SYDNEY (Reuters Life!) - More Australian companies are blocking access to social networking websites such as Twitter and Facebook, trying to make employees more productive in a sagging economy, the country's dominant phone company says.
Figures released by Telstra Corp and Internet security specialists MessageLabs show a four-fold spike in the number of times employers have blocked access to social networking sites between June 2008 and April 2009.
Some 6,000 attempts to access social networking sites are blocked each day, compared with 2,000 a day 10 months ago.
"If an employee spends as much as an hour a day on Facebook, it can end up costing a business thousands of dollars in lost time over the course of a year," Telstra Business Executive Director Brian Harcourt said.
"Tweeting, friending or poking your way through the working day may not be the best way to improve the productivity of those many small businesses which are battling to find a way through the challenging economy," he said in a statement.
According to a review of web-usage trends of Australian small and medium enterprises, the total number of URLs "blocked" by organizations has jumped by 193 percent since January, the majority of which are social networking sites.
Bigger companies, including Telstra, have introduced guidelines to staff on acceptable web usage, the statement said.
"There is a clear need for formal policies on the use of social networking sites in the workplace and the appropriate software tools that support those policies," Harcourt said.

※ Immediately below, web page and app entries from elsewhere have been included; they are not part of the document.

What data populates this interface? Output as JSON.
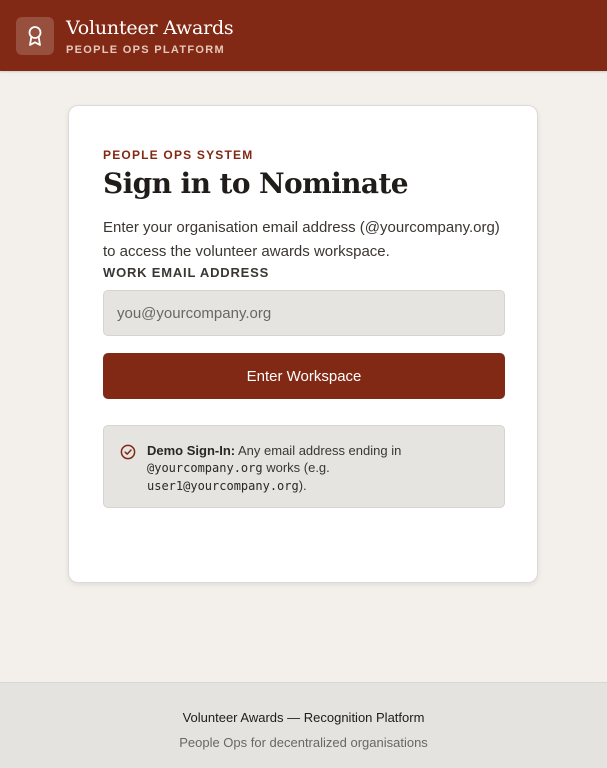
{
  "header": {
    "title": "Volunteer Awards",
    "subtitle": "PEOPLE OPS PLATFORM",
    "logo_icon": "award-ribbon-icon"
  },
  "signin": {
    "eyebrow": "PEOPLE OPS SYSTEM",
    "heading": "Sign in to Nominate",
    "intro": "Enter your organisation email address (@yourcompany.org) to access the volunteer awards workspace.",
    "email_label": "WORK EMAIL ADDRESS",
    "email_value": "",
    "email_placeholder": "you@yourcompany.org",
    "submit_label": "Enter Workspace"
  },
  "notice": {
    "icon": "check-circle-icon",
    "title": "Demo Sign-In:",
    "text_1": " Any email address ending in ",
    "domain_code": "@yourcompany.org",
    "text_2": " works (e.g. ",
    "example_code": "user1@yourcompany.org",
    "text_3": ")."
  },
  "footer": {
    "title": "Volunteer Awards — Recognition Platform",
    "subtitle": "People Ops for decentralized organisations"
  },
  "colors": {
    "brand": "#812914",
    "background": "#f3f0ec",
    "card": "#ffffff",
    "field": "#e6e4e1"
  }
}
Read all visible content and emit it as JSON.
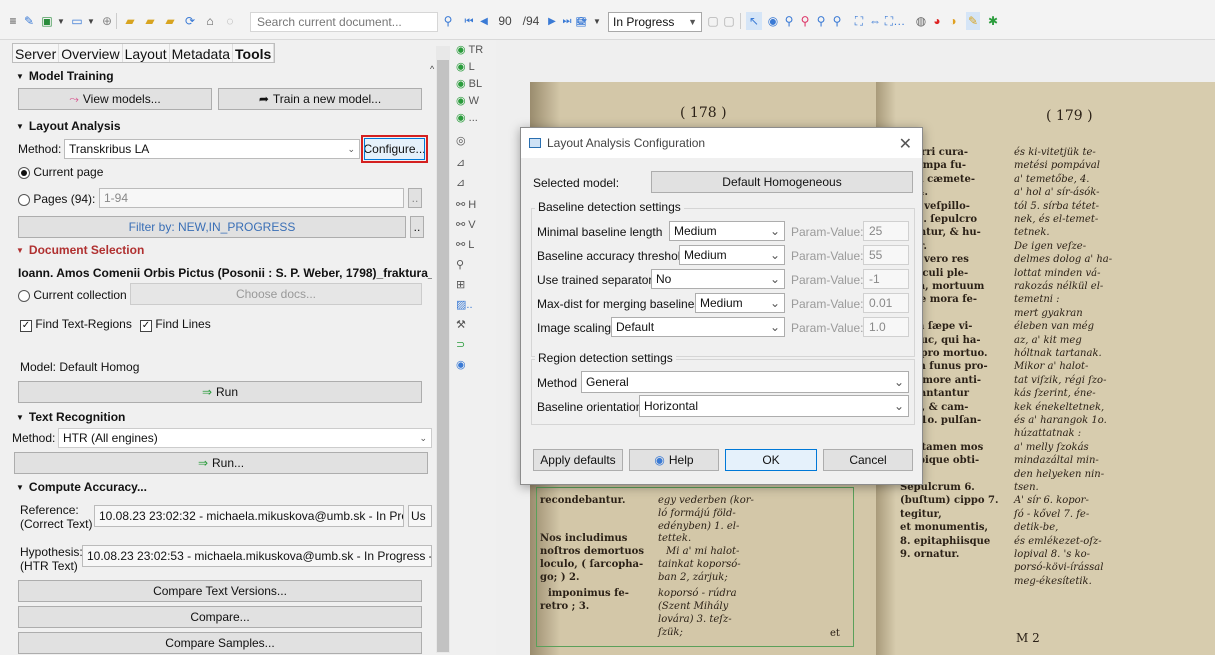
{
  "toolbar": {
    "search_placeholder": "Search current document...",
    "page_current": "90",
    "page_total": "/94",
    "status_value": "In Progress"
  },
  "left": {
    "tabs": [
      "Server",
      "Overview",
      "Layout",
      "Metadata",
      "Tools"
    ],
    "active_tab": "Tools",
    "model_training": {
      "title": "Model Training",
      "view_models": "View models...",
      "train_new": "Train a new model..."
    },
    "layout_analysis": {
      "title": "Layout Analysis",
      "method_label": "Method:",
      "method_value": "Transkribus LA",
      "configure": "Configure...",
      "current_page": "Current page",
      "pages_label": "Pages (94):",
      "pages_value": "1-94",
      "filter": "Filter by: NEW,IN_PROGRESS"
    },
    "doc_selection": {
      "title": "Document Selection",
      "doc_title": "Ioann. Amos Comenii Orbis Pictus (Posonii : S. P. Weber, 1798)_fraktura_nem",
      "current_collection": "Current collection",
      "choose_docs": "Choose docs...",
      "find_regions": "Find Text-Regions",
      "find_lines": "Find Lines",
      "model": "Model: Default Homog",
      "run": "Run"
    },
    "text_recognition": {
      "title": "Text Recognition",
      "method_label": "Method:",
      "method_value": "HTR (All engines)",
      "run": "Run..."
    },
    "compute_accuracy": {
      "title": "Compute Accuracy...",
      "reference_label": "Reference:",
      "reference_sub": "(Correct Text)",
      "reference_value": "10.08.23 23:02:32 - michaela.mikuskova@umb.sk - In Progress",
      "reference_extra": "Us",
      "hypothesis_label": "Hypothesis:",
      "hypothesis_sub": "(HTR Text)",
      "hypothesis_value": "10.08.23 23:02:53 - michaela.mikuskova@umb.sk - In Progress - Transk",
      "compare_versions": "Compare Text Versions...",
      "compare": "Compare...",
      "compare_samples": "Compare Samples..."
    }
  },
  "icon_column": {
    "labels": [
      "TR",
      "L",
      "BL",
      "W",
      "..."
    ]
  },
  "dialog": {
    "title": "Layout Analysis Configuration",
    "selected_model_label": "Selected model:",
    "selected_model_value": "Default Homogeneous",
    "baseline_group": "Baseline detection settings",
    "param_label": "Param-Value:",
    "rows": [
      {
        "label": "Minimal baseline length",
        "value": "Medium",
        "param": "25"
      },
      {
        "label": "Baseline accuracy threshold",
        "value": "Medium",
        "param": "55"
      },
      {
        "label": "Use trained separators",
        "value": "No",
        "param": "-1"
      },
      {
        "label": "Max-dist for merging baselines",
        "value": "Medium",
        "param": "0.01"
      },
      {
        "label": "Image scaling",
        "value": "Default",
        "param": "1.0"
      }
    ],
    "region_group": "Region detection settings",
    "method_label": "Method",
    "method_value": "General",
    "orientation_label": "Baseline orientation",
    "orientation_value": "Horizontal",
    "apply_defaults": "Apply defaults",
    "help": "Help",
    "ok": "OK",
    "cancel": "Cancel"
  },
  "document_image": {
    "left_heading": "( 178 )",
    "right_heading": "( 179 )",
    "left_lines": [
      "recondebantur.",
      "Nos includimus",
      "noſtros demortuos",
      "loculo, ( ſarcopha-",
      "go; ) 2.",
      "imponimus fe-",
      "retro ; 3."
    ],
    "left_lines_b": [
      "egy vederben (kor-",
      "ló formájú föld-",
      "edényben) 1. el-",
      "tettek.",
      "Mi a' mi halot-",
      "tainkat koporsó-",
      "ban 2, zárjuk;",
      "koporsó - rúdra",
      "(Szent Mihály",
      "lovára) 3. teſz-",
      "ſzük;"
    ],
    "right_lines_a": [
      "efferri cura-",
      "s pompa fu-",
      "ri in cæmete-",
      "m, 4.",
      "bi a veſpillo-",
      "us 5. ſepulcro",
      "eruntur, & hu-",
      "ntur.",
      "Sed vero res",
      "periculi ple-",
      "ſima, mortuum",
      "sque mora fe-",
      "ire :",
      "nam ſæpe vi-",
      "adhuc, qui ha-",
      "tur pro mortuo.",
      "Cum funus pro-",
      "dit, more anti-",
      "o, cantantur",
      "mni, & cam-",
      "næ 1o. pulſan-",
      ":",
      "qui tamen mos",
      "n ubique obti-",
      "t.",
      "Sepulcrum 6.",
      "(buſtum) cippo 7.",
      "tegitur,",
      "et monumentis,",
      "8. epitaphiisque",
      "9. ornatur."
    ],
    "right_lines_b": [
      "és ki-vitetjük te-",
      "metési pompával",
      "a' temetőbe, 4.",
      "a' hol a' sír-ásók-",
      "tól 5. sírba tétet-",
      "nek, és el-temet-",
      "tetnek.",
      "De igen veſze-",
      "delmes dolog a' ha-",
      "lottat minden vá-",
      "rakozás nélkül el-",
      "temetni :",
      "mert gyakran",
      "éleben van még",
      "az, a' kit meg",
      "hóltnak tartanak.",
      "Mikor a' halot-",
      "tat viſzik, régi ſzo-",
      "kás ſzerint, éne-",
      "kek énekeltetnek,",
      "és a' harangok 1o.",
      "húzattatnak :",
      "a' melly ſzokás",
      "mindazáltal min-",
      "den helyeken nin-",
      "tsen.",
      "A' sír 6. kopor-",
      "ſó - kővel 7. fe-",
      "detik-be,",
      "és emlékezet-oſz-",
      "lopival 8. 's ko-",
      "porsó-kövi-írással",
      "meg-ékesítetik."
    ],
    "right_footer": "M 2",
    "left_footer": "et"
  }
}
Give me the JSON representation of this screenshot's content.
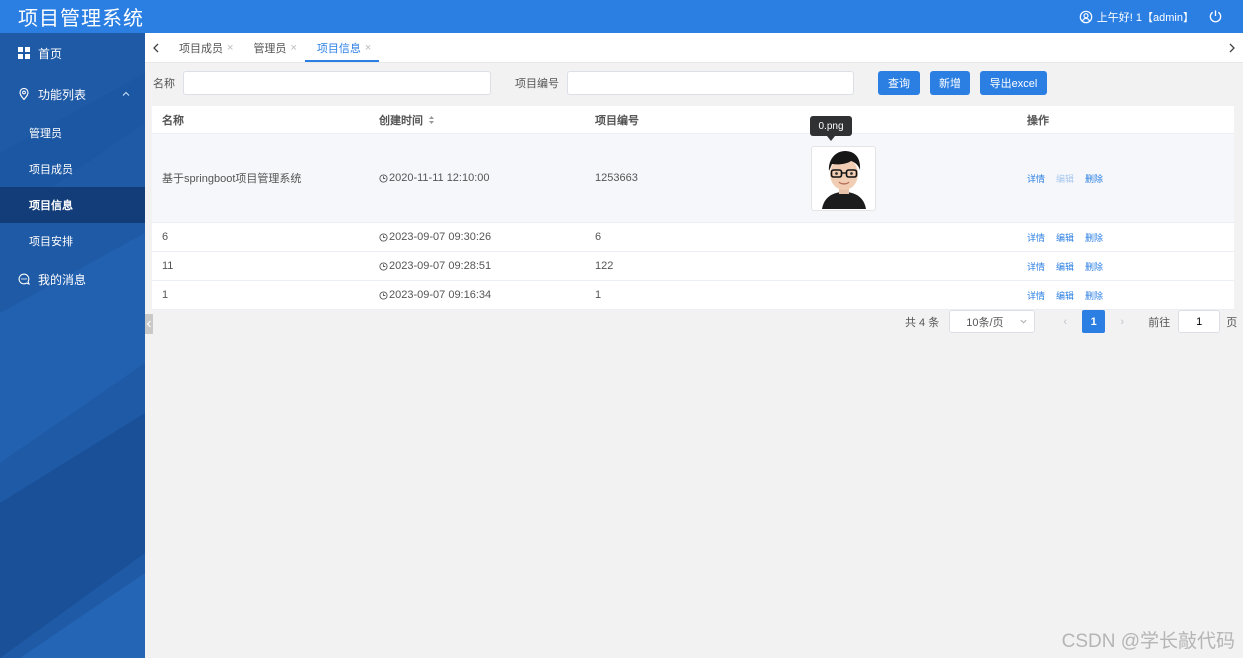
{
  "header": {
    "title": "项目管理系统",
    "greeting": "上午好! 1【admin】",
    "icons": [
      "user-icon",
      "power-icon"
    ]
  },
  "sidebar": {
    "items": [
      {
        "label": "首页",
        "icon": "grid-icon"
      },
      {
        "label": "功能列表",
        "icon": "location-pin-icon",
        "expanded": true
      },
      {
        "label": "管理员"
      },
      {
        "label": "项目成员"
      },
      {
        "label": "项目信息",
        "active": true
      },
      {
        "label": "项目安排"
      },
      {
        "label": "我的消息",
        "icon": "message-icon"
      }
    ]
  },
  "tabs": [
    {
      "label": "项目成员",
      "close": "×"
    },
    {
      "label": "管理员",
      "close": "×"
    },
    {
      "label": "项目信息",
      "close": "×",
      "active": true
    }
  ],
  "search": {
    "name_label": "名称",
    "name_value": "",
    "code_label": "项目编号",
    "code_value": "",
    "query_button": "查询",
    "add_button": "新增",
    "export_button": "导出excel"
  },
  "table": {
    "columns": [
      "名称",
      "创建时间",
      "项目编号",
      "",
      "操作"
    ],
    "rows": [
      {
        "name": "基于springboot项目管理系统",
        "time": "2020-11-11 12:10:00",
        "code": "1253663",
        "has_image": true
      },
      {
        "name": "6",
        "time": "2023-09-07 09:30:26",
        "code": "6"
      },
      {
        "name": "11",
        "time": "2023-09-07 09:28:51",
        "code": "122"
      },
      {
        "name": "1",
        "time": "2023-09-07 09:16:34",
        "code": "1"
      }
    ],
    "actions": {
      "detail": "详情",
      "edit": "编辑",
      "delete": "删除"
    },
    "tooltip": "0.png"
  },
  "pagination": {
    "total": "共 4 条",
    "page_size": "10条/页",
    "prev": "‹",
    "current": "1",
    "next": "›",
    "goto_label": "前往",
    "goto_value": "1",
    "page_suffix": "页"
  },
  "watermark": "CSDN @学长敲代码",
  "colors": {
    "primary": "#2b7fe3",
    "sidebar": "#1f5aa6",
    "sidebar_active": "#123d78"
  }
}
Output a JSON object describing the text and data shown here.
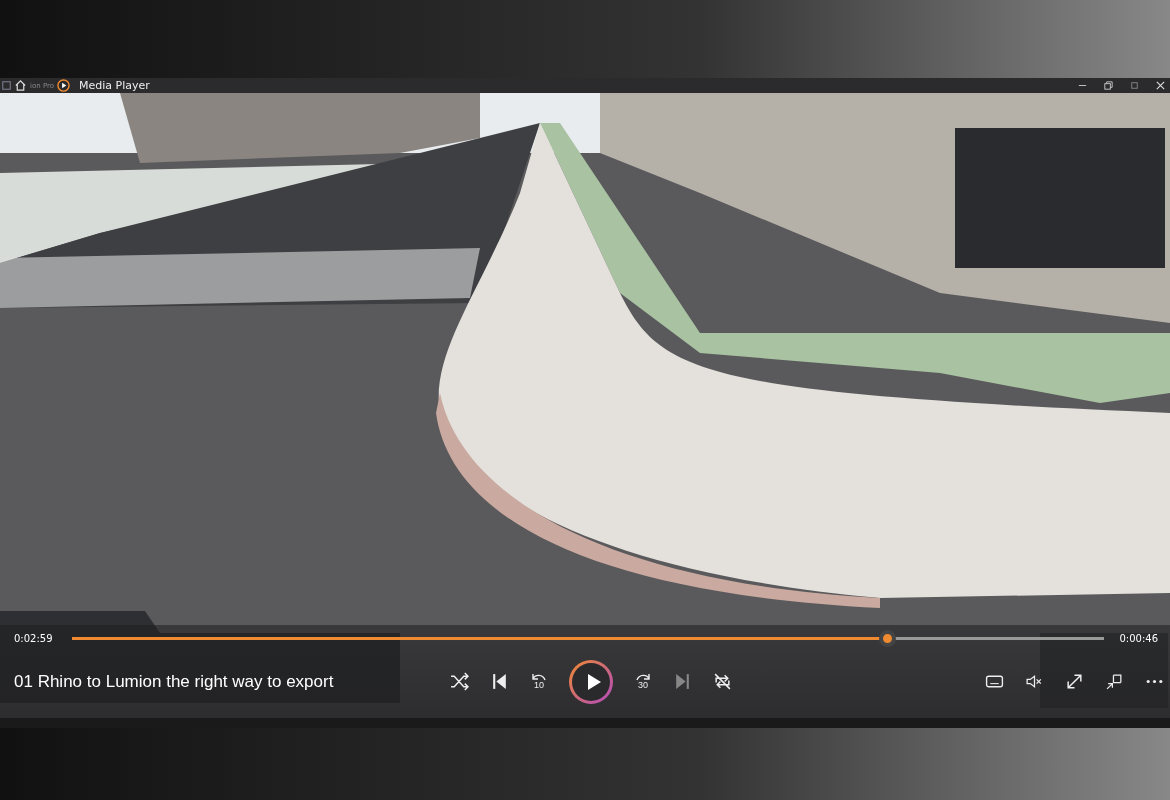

On top of distracting workers, excessive online social networking in a smaller office can also drain expensive bandwidth and cut into IT costs, says Kerrie-Ann Turner of MessageLab's parent company Symantec.
"Individual employers have different views on social networking but the overwhelming trend seems to favor blocking access to these sites, particularly in light of the economic environment," Turner said.
Social networking sites are booming, with the latest figures by Nielsen Online showing the number of minutes spent on them in the United States almost doubling over the past year.
But a recent study by the University of Melbourne showed that people who use the Internet for personal reasons at work are about 9 percent more productive than those who do not.
Writing by Miral Fahmy; Editing by Valerie Lee